Hondurans march, demand their president resign

25,000 Hondurans march in Tegucigalpa protest, demanding President Juan Hernandez’s resignation

Photo by: Reuters
Photo by: Reuters

Updated Jul 28, 2015

Thousands of people marched in protest in Tegucigalpa on Friday, demanding President Juan Hernandez’s  resignation and calling for an independent probe into one of the worst corruption scandals in Honduras’s history.

There had been previous protests where demonstrators took to the streets and marched through the center of Tegucigalpa to the local offices of the United Nations, where they demanded an anti-corruption commission look into the case.

This time, some 25,000 protesters carrying torches marched to the presidential palace chanting slogans against the president.

A coalition of opposition political groups is seeking an independent investigation into a $200 million corruption scandal at the Honduran Institute of Social Security.
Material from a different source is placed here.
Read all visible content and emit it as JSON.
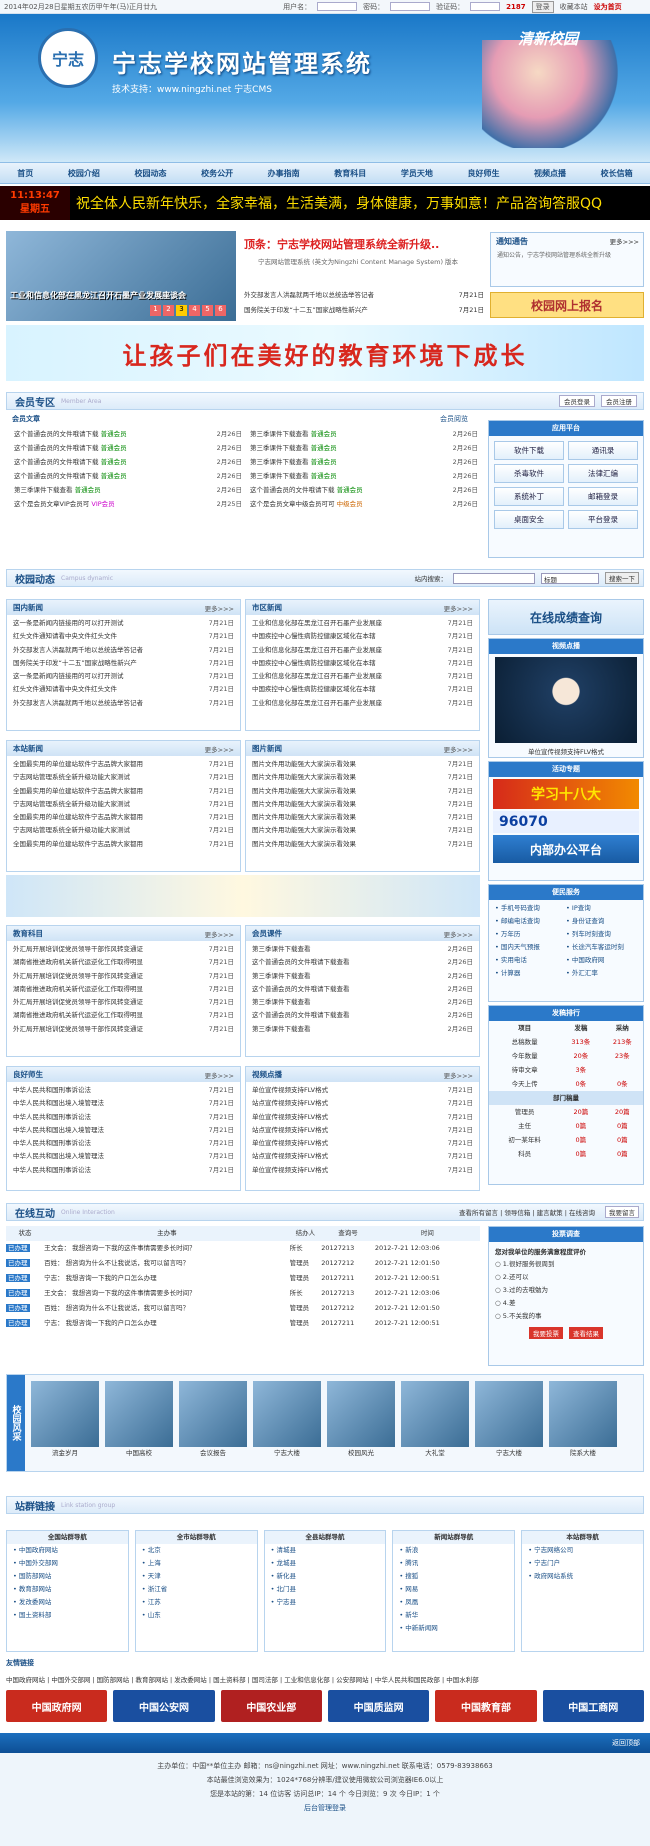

Earlier this month Hernandez admitted his conservative National Party took money that had been misappropriated from social security funds, saying he and his party were unaware of where the money came from.

He pledged that investigators would “get to the bottom of all of this,” admitting his presidential campaign accepted $150,000 from companies linked to the scandal but denied any personal involvement.

Hernandez’s offer on Tuesday to start a dialogue with opposition groups was rebuffed as they demand an independent prosecutor not unlike that of Guatemala.

In May, many arrests followed a bribery probe jointly led by Guatemala’s anti-impunity prosecutor and the CICIG, the United Nations run International Commission Against Impunity in Guatemala.

The CICIG, an independent commission funded by international contributions that the UN administers, has been instrumental in solving high-profile cases and helping Guatemala battle corruption.

The Honduran scandal erupted last year when the opposition claimed that Hernandez received $90 million of the misapropriated $200 million from poverty-racked Honduras's public health system for his 2013 election campaign.

TRTWorld and agencies